Just explain, how are you going to go about achieving? That

MCCARTNEY: We are going to do that by using these young, incredible innovators that you're meeting here today. And this is one of ours here.

It's called Creating Evolution. We are literally creating a solution here. We have managed to weave one of the first ever and make one of the first

ever coats out of this incredible technology.

It's taking all waste at Stella McCartney, breaking it down, using enzymes -- it's not a chemical breakdown -- and it's creating an infinitive

recyclable yarn. So we can break that down and make another coat out of it.

ANDERSON (voice-over): Protein evolution is one of the five startups in the marketplace financed in part by a $200 million SOS investment fund

cofounded by Stella.

CONNOR LYNN, CO-FOUNDER AND CBO, PROTEIN EVOLUTION: So today, there's over 90 million tons of polyester being made per year from petroleum. But we are

making it from waste. So the polyester that we can produce through our process is indistinguishable from petroleum-derived polyester.

ANDERSON (voice-over): A few stalls down is Mango Materials. These pellets transform methane, one of the most potent greenhouse gases, to an

alternative for single-use plastics.

MOLLY MORSE, CEO, MANGO MATERIALS: We take that greenhouse gas and we feed it to bacteria. The bacteria, kind of like us, if we eat too much we get

fat. So bacteria eat a lot of this methane gas. They accumulate it inside of their cell wall.

ANDERSON (voice-over): That means that waste is eliminated in the creation of these pellets, which are then melted down to be turned into

biodegradable sunglasses like these.

Would you partner with a oil and gas company if you knew that the methane that was being emitted from their gas production would work for you?

MORSE (voice-over): Yes. And it would.

MCCARTNEY (voice-over): And shouldn't they pay you a load of money to do that?

MORSE: Yes, they should.

MCCARTNEY: My point here.

MORSE: They should open our balance sheet.

MCCARTNEY: They should. And for me, that's one of the big, big conversations to have here at COP, is these bad, ugly businesses are

getting the tax breaks, the incentives. Your business should be getting paid all of that benefit to be making them clean.

And we can't think of that as a dirty word. I think you're not allowed to make money when you're doing good things for the planet. If we don't show

this is a viable business model, it will never work.


ANDERSON: Stella McCartney.
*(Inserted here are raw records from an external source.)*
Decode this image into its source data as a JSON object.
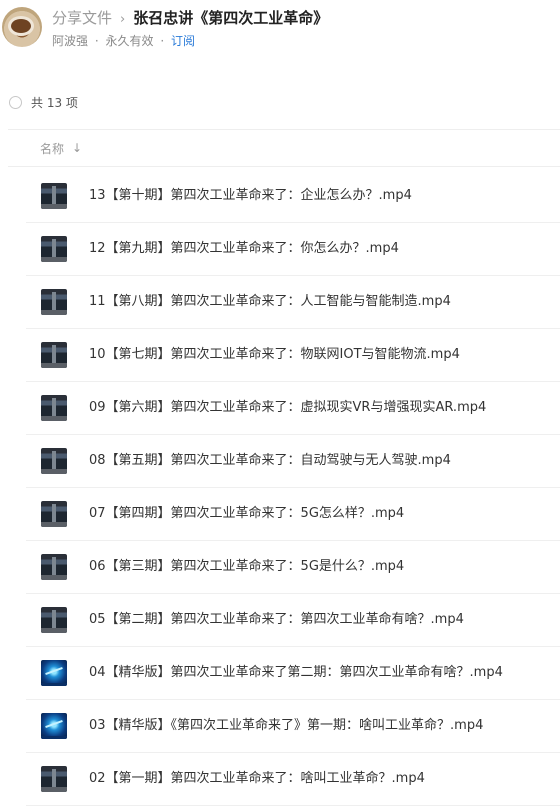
{
  "header": {
    "parent_label": "分享文件",
    "separator": "›",
    "title": "张召忠讲《第四次工业革命》",
    "owner": "阿波强",
    "dot1": "·",
    "validity": "永久有效",
    "dot2": "·",
    "subscribe_label": "订阅"
  },
  "summary": {
    "count_label": "共 13 项"
  },
  "columns": {
    "name_label": "名称",
    "sort_icon": "sort-down-arrow-icon"
  },
  "files": [
    {
      "name": "13【第十期】第四次工业革命来了：企业怎么办？.mp4",
      "thumb": "video-thumbnail"
    },
    {
      "name": "12【第九期】第四次工业革命来了：你怎么办？.mp4",
      "thumb": "video-thumbnail"
    },
    {
      "name": "11【第八期】第四次工业革命来了：人工智能与智能制造.mp4",
      "thumb": "video-thumbnail"
    },
    {
      "name": "10【第七期】第四次工业革命来了：物联网IOT与智能物流.mp4",
      "thumb": "video-thumbnail"
    },
    {
      "name": "09【第六期】第四次工业革命来了：虚拟现实VR与增强现实AR.mp4",
      "thumb": "video-thumbnail"
    },
    {
      "name": "08【第五期】第四次工业革命来了：自动驾驶与无人驾驶.mp4",
      "thumb": "video-thumbnail"
    },
    {
      "name": "07【第四期】第四次工业革命来了：5G怎么样？.mp4",
      "thumb": "video-thumbnail"
    },
    {
      "name": "06【第三期】第四次工业革命来了：5G是什么？.mp4",
      "thumb": "video-thumbnail"
    },
    {
      "name": "05【第二期】第四次工业革命来了：第四次工业革命有啥？.mp4",
      "thumb": "video-thumbnail"
    },
    {
      "name": "04【精华版】第四次工业革命来了第二期：第四次工业革命有啥？.mp4",
      "thumb": "video-thumbnail-blue"
    },
    {
      "name": "03【精华版】《第四次工业革命来了》第一期：啥叫工业革命？.mp4",
      "thumb": "video-thumbnail-blue"
    },
    {
      "name": "02【第一期】第四次工业革命来了：啥叫工业革命？.mp4",
      "thumb": "video-thumbnail"
    }
  ],
  "colors": {
    "accent": "#2a7bd8",
    "muted": "#9a9a9a",
    "text": "#333333"
  }
}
She isn't the only designer who's determined to be ecofriendly. Two sisters here in the UAE share that goal of a greener future in fashion, focused on
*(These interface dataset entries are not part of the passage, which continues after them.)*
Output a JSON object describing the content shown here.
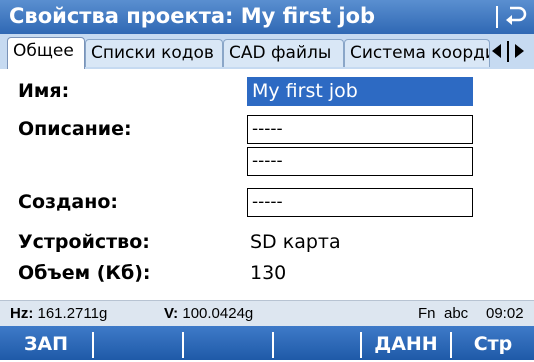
{
  "titlebar": {
    "title": "Свойства проекта: My first job",
    "back_icon": "back-arrow-icon"
  },
  "tabs": [
    {
      "label": "Общее",
      "active": true
    },
    {
      "label": "Списки кодов",
      "active": false
    },
    {
      "label": "CAD файлы",
      "active": false
    },
    {
      "label": "Система коорди",
      "active": false
    }
  ],
  "form": {
    "name_label": "Имя:",
    "name_value": "My first job",
    "description_label": "Описание:",
    "description_line1": "-----",
    "description_line2": "-----",
    "created_label": "Создано:",
    "created_value": "-----",
    "device_label": "Устройство:",
    "device_value": "SD карта",
    "size_label": "Объем (Кб):",
    "size_value": "130"
  },
  "status": {
    "hz_label": "Hz:",
    "hz_value": "161.2711g",
    "v_label": "V:",
    "v_value": "100.0424g",
    "fn": "Fn",
    "input_mode": "abc",
    "time": "09:02"
  },
  "fkeys": {
    "f1": "ЗАП",
    "f2": "",
    "f3": "",
    "f4": "",
    "f5": "ДАНН",
    "f6": "Стр"
  }
}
accessories. CNN Academy participant Dior Izzadin (ph) has their story.



AMNA ALDAHEL, FOUNDER, WADI D: From this, we created this.
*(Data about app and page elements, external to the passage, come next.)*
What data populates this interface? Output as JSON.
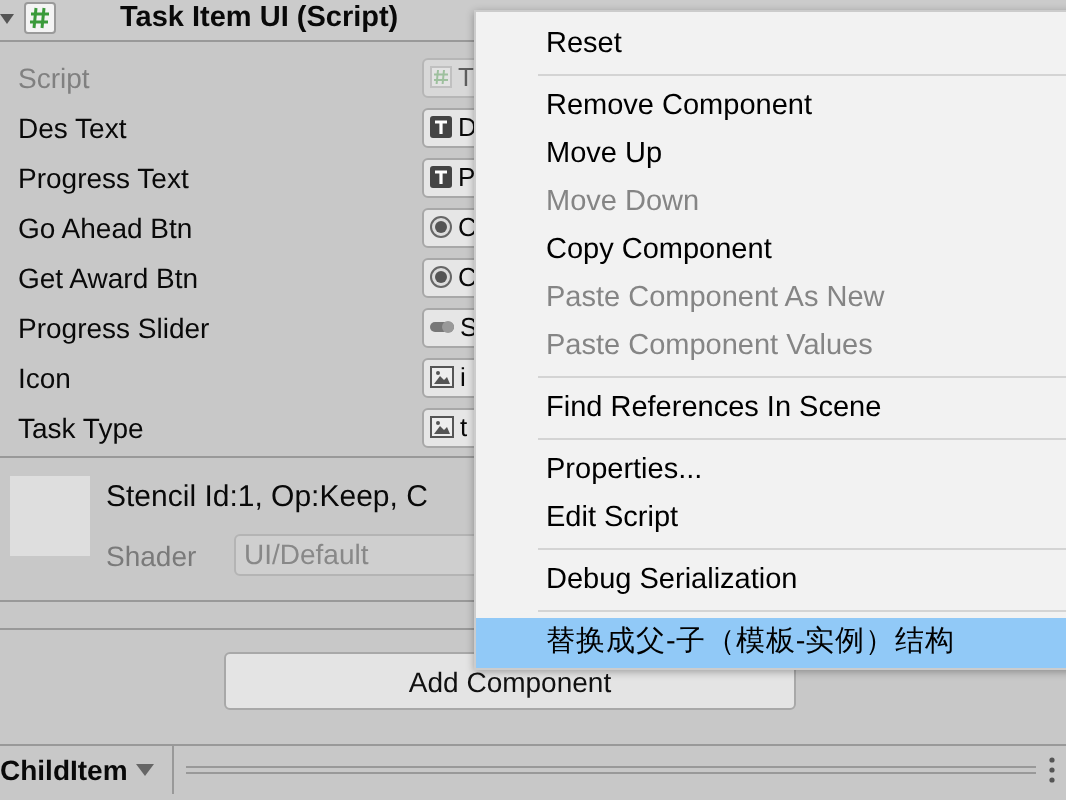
{
  "component": {
    "title": "Task Item UI (Script)",
    "expanded": true
  },
  "properties": [
    {
      "label": "Script",
      "value": "T",
      "kind": "script",
      "disabled": true
    },
    {
      "label": "Des Text",
      "value": "D",
      "kind": "text",
      "disabled": false
    },
    {
      "label": "Progress Text",
      "value": "P",
      "kind": "text",
      "disabled": false
    },
    {
      "label": "Go Ahead Btn",
      "value": "C",
      "kind": "button",
      "disabled": false
    },
    {
      "label": "Get Award Btn",
      "value": "C",
      "kind": "button",
      "disabled": false
    },
    {
      "label": "Progress Slider",
      "value": "S",
      "kind": "slider",
      "disabled": false
    },
    {
      "label": "Icon",
      "value": "i",
      "kind": "image",
      "disabled": false
    },
    {
      "label": "Task Type",
      "value": "t",
      "kind": "image",
      "disabled": false
    }
  ],
  "material": {
    "name": "Stencil Id:1, Op:Keep, C",
    "shader_label": "Shader",
    "shader": "UI/Default"
  },
  "add_component": "Add Component",
  "bottom_bar": {
    "label": "ChildItem"
  },
  "context_menu": [
    [
      {
        "label": "Reset",
        "disabled": false,
        "selected": false
      }
    ],
    [
      {
        "label": "Remove Component",
        "disabled": false,
        "selected": false
      },
      {
        "label": "Move Up",
        "disabled": false,
        "selected": false
      },
      {
        "label": "Move Down",
        "disabled": true,
        "selected": false
      },
      {
        "label": "Copy Component",
        "disabled": false,
        "selected": false
      },
      {
        "label": "Paste Component As New",
        "disabled": true,
        "selected": false
      },
      {
        "label": "Paste Component Values",
        "disabled": true,
        "selected": false
      }
    ],
    [
      {
        "label": "Find References In Scene",
        "disabled": false,
        "selected": false
      }
    ],
    [
      {
        "label": "Properties...",
        "disabled": false,
        "selected": false
      },
      {
        "label": "Edit Script",
        "disabled": false,
        "selected": false
      }
    ],
    [
      {
        "label": "Debug Serialization",
        "disabled": false,
        "selected": false
      }
    ],
    [
      {
        "label": "替换成父-子（模板-实例）结构",
        "disabled": false,
        "selected": true
      }
    ]
  ]
}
HESA ALDAHEL, FOUNDER, WADI D: And from, this we made this.

DIOR IZZADIN (PH), CNN ACADEMY CORRESPONDENT (through translator): Emirati sisters, Amna and Hesa are creating leather goods from waste.

A. ALDAHEL (voice-over): People did not believe us when we told them these wallets are made from mangoes.

H. ALDAHEL: If it ends up in the landfill, it's going to produce carbon emissions because it is not a very suitable environment for it to compost



A. ALDAHEL: Creating a full on (INAUDIBLE) from mango that was just about to get destroyed somewhere, that was the main reason that we went on and we

picked that -- mango leather.

H. ALDAHEL: When it comes to the cactus leather, it's a desert plant so it essentially it's less water. What we want with (ph) basically leather made

out of fine (ph) material is to be as sustainable as possible, not only to improve (ph) the environmental aspect of it, we're also looking at the

human (ph) part of it.

IZZADIN (PH) (voice-over): This led them to coffee beans.

H. ALDAHEL: The coffee waste is taken from local farmers in Indonesia and local (ph) coffee shops. Cafes no longer need to just throw their waste

into the landfill. They can actually give it to the factory, and they can produce something new.

A. ALDAHEL: Living in the UAE, the government is talking about sustainability but people are not there yet (ph). There's nothing stopping

us from creating our own factory.

H. ALDAHEL: You have the power to create a new drive (ph) and to change how fashion is consumed in the Emirates.


ANDERSON: You've been watching CONNECT THE WORLD from Abu Dhabi.

Stay with CNN. "STATE OF THE RACE WITH KASIE HUNT" is up next.